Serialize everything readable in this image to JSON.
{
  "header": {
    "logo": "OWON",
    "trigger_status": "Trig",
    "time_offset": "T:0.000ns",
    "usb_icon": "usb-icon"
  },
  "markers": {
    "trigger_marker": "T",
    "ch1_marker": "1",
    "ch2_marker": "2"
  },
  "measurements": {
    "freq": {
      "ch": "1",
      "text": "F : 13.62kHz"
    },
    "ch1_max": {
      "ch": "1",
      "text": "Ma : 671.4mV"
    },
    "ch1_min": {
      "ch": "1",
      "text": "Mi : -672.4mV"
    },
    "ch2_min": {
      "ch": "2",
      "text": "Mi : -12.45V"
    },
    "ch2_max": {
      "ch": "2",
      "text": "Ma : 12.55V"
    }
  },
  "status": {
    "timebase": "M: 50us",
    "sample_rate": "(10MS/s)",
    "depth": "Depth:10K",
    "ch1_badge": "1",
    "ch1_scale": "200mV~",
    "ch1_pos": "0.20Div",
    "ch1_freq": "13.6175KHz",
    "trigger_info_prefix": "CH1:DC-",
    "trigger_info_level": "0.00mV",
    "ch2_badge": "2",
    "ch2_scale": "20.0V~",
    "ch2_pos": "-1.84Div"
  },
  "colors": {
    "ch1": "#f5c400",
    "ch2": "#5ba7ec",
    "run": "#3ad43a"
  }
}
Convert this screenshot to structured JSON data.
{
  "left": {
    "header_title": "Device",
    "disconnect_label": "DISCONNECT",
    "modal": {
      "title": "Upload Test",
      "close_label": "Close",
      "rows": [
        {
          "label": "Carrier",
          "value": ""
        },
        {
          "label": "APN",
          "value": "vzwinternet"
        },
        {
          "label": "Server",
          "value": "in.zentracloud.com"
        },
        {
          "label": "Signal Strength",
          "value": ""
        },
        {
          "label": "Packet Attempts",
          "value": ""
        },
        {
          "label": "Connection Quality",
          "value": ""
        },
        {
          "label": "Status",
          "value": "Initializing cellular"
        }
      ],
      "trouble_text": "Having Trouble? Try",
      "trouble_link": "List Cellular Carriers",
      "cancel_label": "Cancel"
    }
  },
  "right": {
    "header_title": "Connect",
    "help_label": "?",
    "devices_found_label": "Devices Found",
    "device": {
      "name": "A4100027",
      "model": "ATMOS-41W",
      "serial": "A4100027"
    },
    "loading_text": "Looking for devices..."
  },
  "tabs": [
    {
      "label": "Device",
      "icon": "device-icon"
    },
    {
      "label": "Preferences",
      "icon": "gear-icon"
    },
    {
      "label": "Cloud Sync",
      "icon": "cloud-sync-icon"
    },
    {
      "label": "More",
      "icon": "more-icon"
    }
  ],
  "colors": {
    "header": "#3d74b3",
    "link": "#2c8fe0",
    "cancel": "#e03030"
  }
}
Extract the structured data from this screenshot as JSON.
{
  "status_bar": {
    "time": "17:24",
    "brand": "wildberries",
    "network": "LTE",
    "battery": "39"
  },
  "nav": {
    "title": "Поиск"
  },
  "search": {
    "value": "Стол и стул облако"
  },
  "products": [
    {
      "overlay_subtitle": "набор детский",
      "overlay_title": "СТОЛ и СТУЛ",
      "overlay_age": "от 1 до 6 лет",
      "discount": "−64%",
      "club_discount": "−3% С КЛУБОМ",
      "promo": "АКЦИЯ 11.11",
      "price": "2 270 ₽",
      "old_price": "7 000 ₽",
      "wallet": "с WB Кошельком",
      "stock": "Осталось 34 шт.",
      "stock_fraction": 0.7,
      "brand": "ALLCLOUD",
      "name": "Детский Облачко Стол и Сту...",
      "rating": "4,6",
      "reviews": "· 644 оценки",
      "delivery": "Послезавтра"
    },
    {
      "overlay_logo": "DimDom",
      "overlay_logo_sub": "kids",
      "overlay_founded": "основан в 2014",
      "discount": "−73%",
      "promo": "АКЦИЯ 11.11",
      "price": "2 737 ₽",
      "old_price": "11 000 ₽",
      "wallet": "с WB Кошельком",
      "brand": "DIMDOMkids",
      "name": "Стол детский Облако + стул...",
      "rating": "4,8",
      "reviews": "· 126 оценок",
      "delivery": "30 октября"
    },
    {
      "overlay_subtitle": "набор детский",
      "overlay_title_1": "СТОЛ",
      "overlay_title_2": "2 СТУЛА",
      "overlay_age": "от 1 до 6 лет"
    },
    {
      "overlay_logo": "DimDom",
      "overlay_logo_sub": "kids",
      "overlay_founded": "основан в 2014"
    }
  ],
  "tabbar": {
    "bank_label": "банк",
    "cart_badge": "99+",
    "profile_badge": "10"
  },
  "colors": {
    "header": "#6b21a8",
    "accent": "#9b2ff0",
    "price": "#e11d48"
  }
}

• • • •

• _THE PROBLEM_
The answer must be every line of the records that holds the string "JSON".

• _YOUR SOLUTION_
Serialize everything readable in this image to JSON.
Convert this screenshot to structured JSON data.
Extract the structured data from this screenshot as JSON.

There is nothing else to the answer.